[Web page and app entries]
————————

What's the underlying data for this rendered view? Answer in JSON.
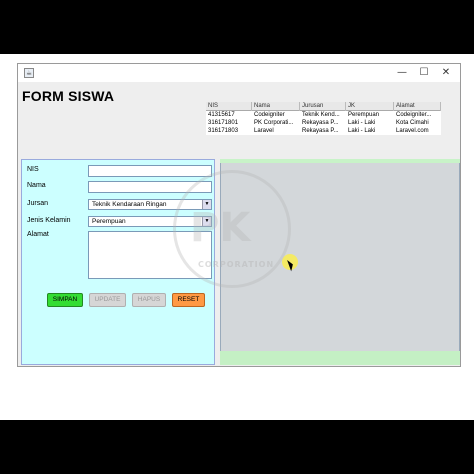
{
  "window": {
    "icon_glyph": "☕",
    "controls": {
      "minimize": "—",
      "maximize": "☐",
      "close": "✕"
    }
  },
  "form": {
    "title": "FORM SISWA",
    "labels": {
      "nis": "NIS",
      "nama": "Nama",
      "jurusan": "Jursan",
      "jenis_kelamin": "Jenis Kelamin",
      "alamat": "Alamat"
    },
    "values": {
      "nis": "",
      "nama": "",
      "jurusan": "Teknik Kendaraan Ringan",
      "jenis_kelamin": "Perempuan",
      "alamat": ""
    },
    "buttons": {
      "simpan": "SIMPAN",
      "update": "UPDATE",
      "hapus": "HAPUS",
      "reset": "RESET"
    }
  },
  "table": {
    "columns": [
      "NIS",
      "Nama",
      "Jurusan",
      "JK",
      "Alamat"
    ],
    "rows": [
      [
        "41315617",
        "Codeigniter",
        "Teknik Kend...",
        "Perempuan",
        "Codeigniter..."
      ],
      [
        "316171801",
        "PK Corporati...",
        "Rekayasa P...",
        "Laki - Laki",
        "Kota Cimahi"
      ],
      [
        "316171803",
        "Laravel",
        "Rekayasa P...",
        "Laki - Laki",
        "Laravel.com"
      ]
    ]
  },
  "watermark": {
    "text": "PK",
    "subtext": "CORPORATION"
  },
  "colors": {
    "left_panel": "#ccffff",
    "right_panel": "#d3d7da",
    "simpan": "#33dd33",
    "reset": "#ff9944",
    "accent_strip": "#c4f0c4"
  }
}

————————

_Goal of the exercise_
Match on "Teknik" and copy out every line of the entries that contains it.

_Result below_
      "jurusan": "Teknik Kendaraan Ringan",
        "Teknik Kend...",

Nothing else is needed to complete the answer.